With the release of the priests’ names — many of whom are dead — Howard asked, “Why is Connecticut not investigating the Catholic Church? That’s what we’re asking. … Here we are in Connecticut, the dioceses have issued lists but why should we believe the church when they’ve been caught over and over lying about it?”
One reason is the statute of limitations, which, beginning Tuesday, will be extended three years, until a victim is 51 years old, three years longer than before.
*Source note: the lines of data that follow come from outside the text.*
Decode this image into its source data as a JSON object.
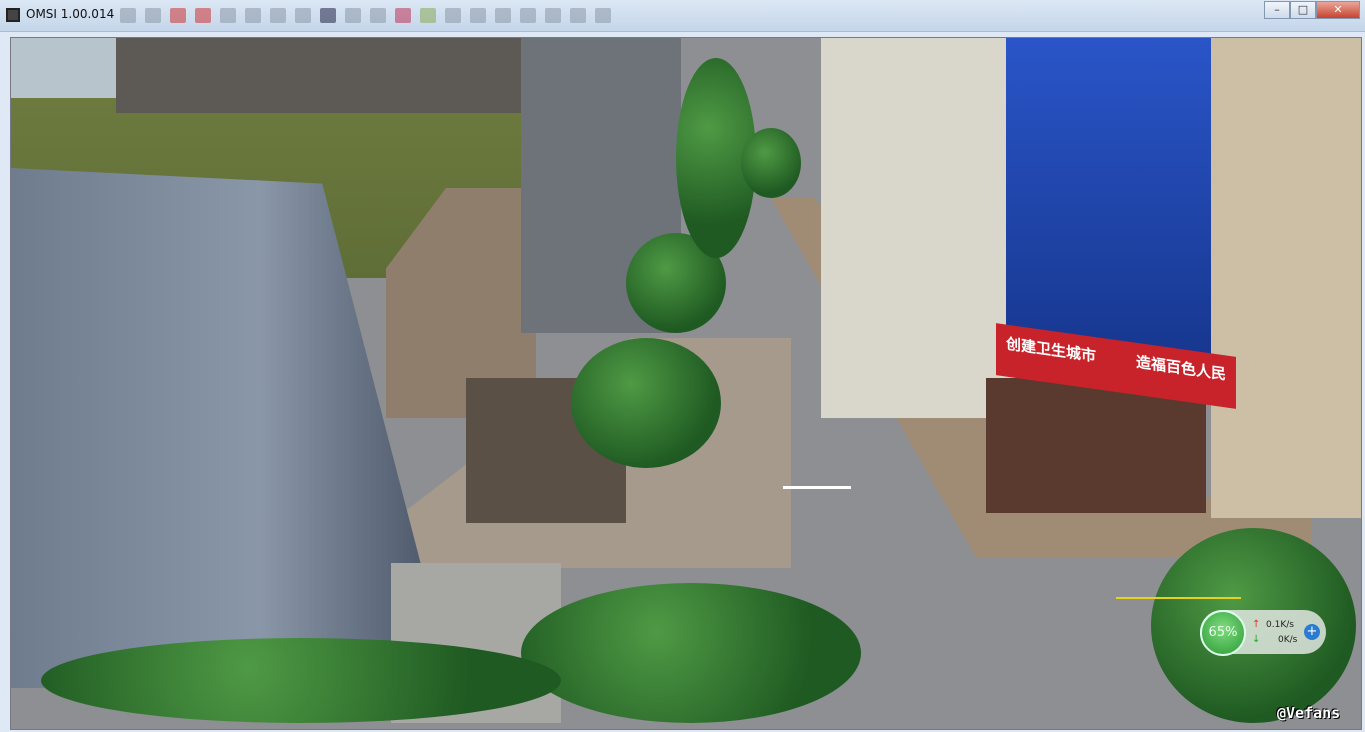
{
  "window": {
    "title": "OMSI 1.00.014",
    "controls": {
      "minimize": "–",
      "maximize": "□",
      "close": "✕"
    }
  },
  "scene": {
    "billboard": {
      "left_text": "创建卫生城市",
      "right_text": "造福百色人民"
    }
  },
  "network_widget": {
    "memory_percent": "65%",
    "upload": "0.1K/s",
    "download": "0K/s",
    "up_icon": "↑",
    "down_icon": "↓",
    "plus": "+"
  },
  "watermark": "@Vefans",
  "colors": {
    "titlebar": "#c5d6ea",
    "road": "#8d8f92",
    "glass": "#1d46b8",
    "sign": "#c8232b"
  }
}
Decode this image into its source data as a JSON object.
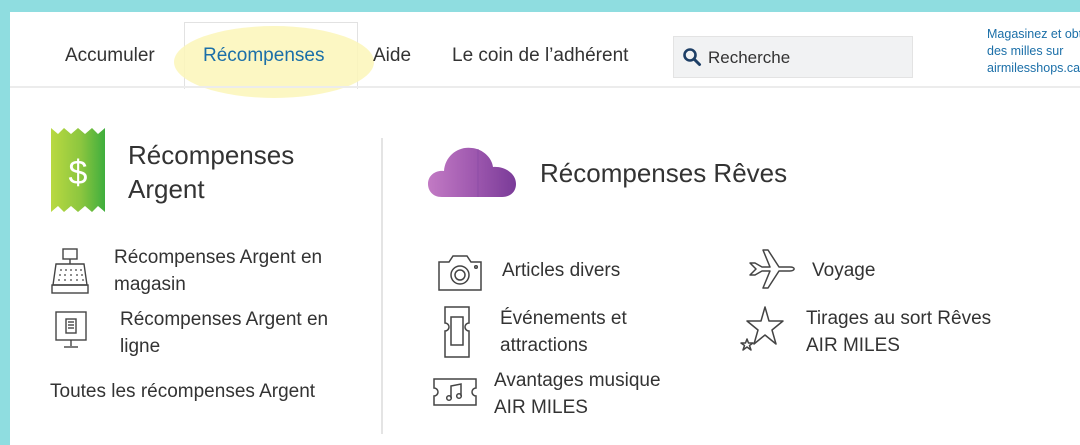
{
  "nav": {
    "items": [
      {
        "label": "Accumuler",
        "active": false
      },
      {
        "label": "Récompenses",
        "active": true
      },
      {
        "label": "Aide",
        "active": false
      },
      {
        "label": "Le coin de l’adhérent",
        "active": false
      }
    ],
    "search_placeholder": "Recherche",
    "promo_lines": [
      "Magasinez et obtenez",
      "des milles sur",
      "airmilesshops.ca"
    ]
  },
  "cash": {
    "title_line1": "Récompenses",
    "title_line2": "Argent",
    "links": [
      {
        "line1": "Récompenses Argent en",
        "line2": "magasin",
        "icon": "cash-register-icon"
      },
      {
        "line1": "Récompenses Argent en",
        "line2": "ligne",
        "icon": "computer-icon"
      }
    ],
    "all_link": "Toutes les récompenses Argent",
    "accent": "#8cc63f"
  },
  "dream": {
    "title": "Récompenses Rêves",
    "links": [
      {
        "line1": "Articles divers",
        "line2": "",
        "icon": "camera-icon"
      },
      {
        "line1": "Événements et",
        "line2": "attractions",
        "icon": "ticket-icon"
      },
      {
        "line1": "Avantages musique",
        "line2": "AIR MILES",
        "icon": "music-ticket-icon"
      },
      {
        "line1": "Voyage",
        "line2": "",
        "icon": "airplane-icon"
      },
      {
        "line1": "Tirages au sort Rêves",
        "line2": "AIR MILES",
        "icon": "stars-icon"
      }
    ],
    "accent": "#a05ab0"
  },
  "colors": {
    "link_blue": "#1b6fa8",
    "background": "#8fdde0",
    "highlight": "#fbf6b9"
  }
}
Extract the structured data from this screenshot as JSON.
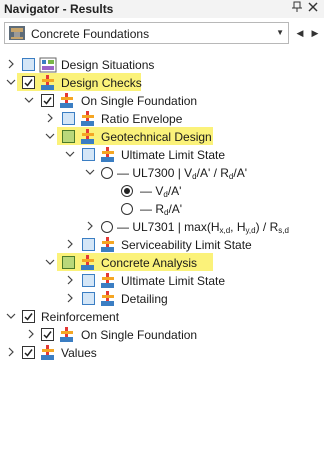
{
  "window": {
    "title": "Navigator - Results",
    "pin_icon": "pin-icon",
    "close_icon": "close-icon"
  },
  "selector": {
    "value": "Concrete Foundations",
    "icon": "concrete-foundation-icon"
  },
  "tree": {
    "design_situations": "Design Situations",
    "design_checks": "Design Checks",
    "on_single_foundation": "On Single Foundation",
    "ratio_envelope": "Ratio Envelope",
    "geotechnical_design": "Geotechnical Design",
    "ultimate_limit_state": "Ultimate Limit State",
    "ul7300": {
      "a": "UL7300 | V",
      "s1": "d",
      "b": "/A' / R",
      "s2": "d",
      "c": "/A'"
    },
    "vd_a": {
      "a": "V",
      "s1": "d",
      "b": "/A'"
    },
    "rd_a": {
      "a": "R",
      "s1": "d",
      "b": "/A'"
    },
    "ul7301": {
      "a": "UL7301 | max(H",
      "s1": "x,d",
      "b": ", H",
      "s2": "y,d",
      "c": ") / R",
      "s3": "s,d"
    },
    "serviceability_limit_state": "Serviceability Limit State",
    "concrete_analysis": "Concrete Analysis",
    "ultimate_limit_state_2": "Ultimate Limit State",
    "detailing": "Detailing",
    "reinforcement": "Reinforcement",
    "on_single_foundation_2": "On Single Foundation",
    "values": "Values"
  },
  "colors": {
    "highlight": "#fbf27a",
    "checkbox_blue": "#d4e6f7",
    "checkbox_green": "#b9d87a"
  }
}
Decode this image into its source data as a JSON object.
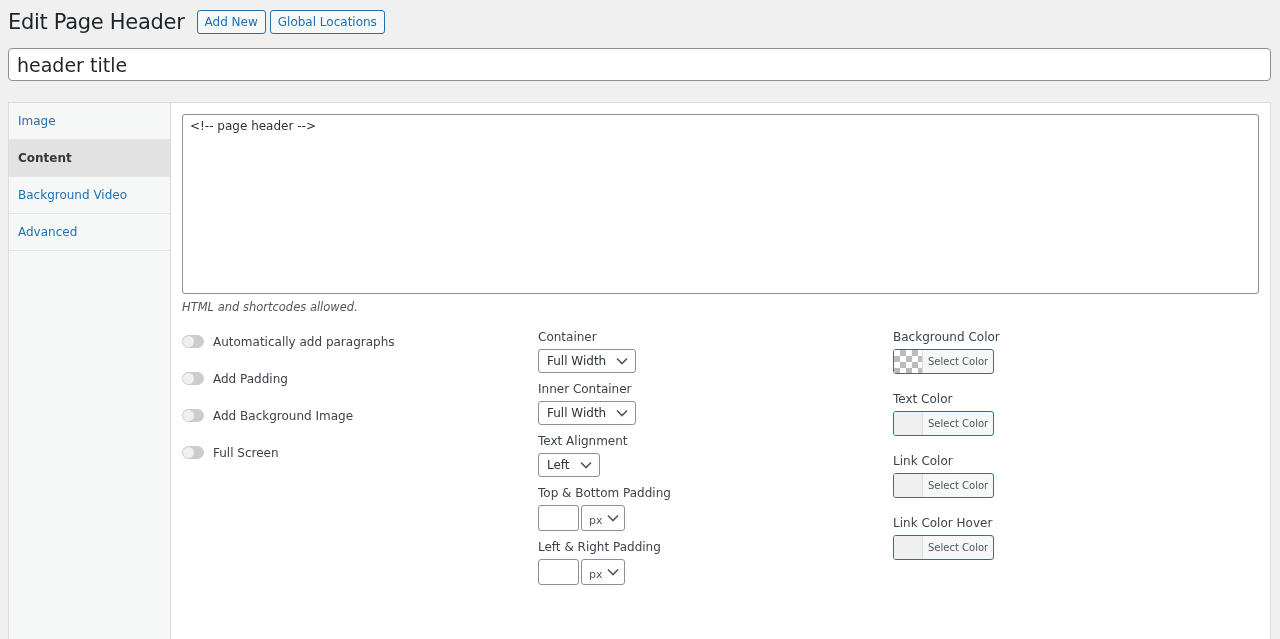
{
  "page": {
    "title": "Edit Page Header",
    "actions": [
      "Add New",
      "Global Locations"
    ]
  },
  "title_field": {
    "value": "header title"
  },
  "tabs": [
    {
      "label": "Image",
      "selected": false
    },
    {
      "label": "Content",
      "selected": true
    },
    {
      "label": "Background Video",
      "selected": false
    },
    {
      "label": "Advanced",
      "selected": false
    }
  ],
  "editor": {
    "value": "<!-- page header -->",
    "hint": "HTML and shortcodes allowed."
  },
  "toggles": [
    {
      "label": "Automatically add paragraphs",
      "on": false
    },
    {
      "label": "Add Padding",
      "on": false
    },
    {
      "label": "Add Background Image",
      "on": false
    },
    {
      "label": "Full Screen",
      "on": false
    }
  ],
  "settings": [
    {
      "kind": "select",
      "label": "Container",
      "value": "Full Width"
    },
    {
      "kind": "select",
      "label": "Inner Container",
      "value": "Full Width"
    },
    {
      "kind": "select",
      "label": "Text Alignment",
      "value": "Left"
    },
    {
      "kind": "padding",
      "label": "Top & Bottom Padding",
      "unit": "px"
    },
    {
      "kind": "padding",
      "label": "Left & Right Padding",
      "unit": "px"
    }
  ],
  "colors": [
    {
      "label": "Background Color",
      "button": "Select Color",
      "kind": "transparent"
    },
    {
      "label": "Text Color",
      "button": "Select Color",
      "kind": "unset"
    },
    {
      "label": "Link Color",
      "button": "Select Color",
      "kind": "unset"
    },
    {
      "label": "Link Color Hover",
      "button": "Select Color",
      "kind": "unset"
    }
  ]
}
However, SNAP and others had wanted a 27-month window lifting the statute of limitations and eliminating it for anyone now younger than 48 if an incident occurs after Oct. 1.
The law also establishes a commission to determine whether the time limit should be extended further, but Howard said only half the members have been appointed.
Chief State’s Attorney Kevin Kane said the statute of limitations prevents his office from investigating many claims. “There are many of them that are beyond the statute of limitations and we’re not going to investigate cases that are beyond the statute of limitations,” he said. “We’ve tried to make it clear to people … that any victims that come forward, they’ll be investigated” if their time hasn’t run out.
He said his office won’t initiate an investigation and interfere in people’s lives if they’re not willing. “We don’t want to go knocking on victims’ doors,” he said. “If they don’t come forward, we don’t want to interject ourselves into their lives. I think it’s a terrible intrusion into their lives. These cases really have to begin and end with a cooperative and willing victim.”
Kane said extending or eliminating the statute of limitations wouldn’t necessarily resolve many more cases. “The older a case gets, the harder it is to prove, no matter what the case is,” he said.
Seymour said the statute of limitations is unfair to those who are only able to come forward later in life. “I can’t help that it took 48 years to remember it,” he sad. “It just means I was capable of handling it longer. Gee, thank you.”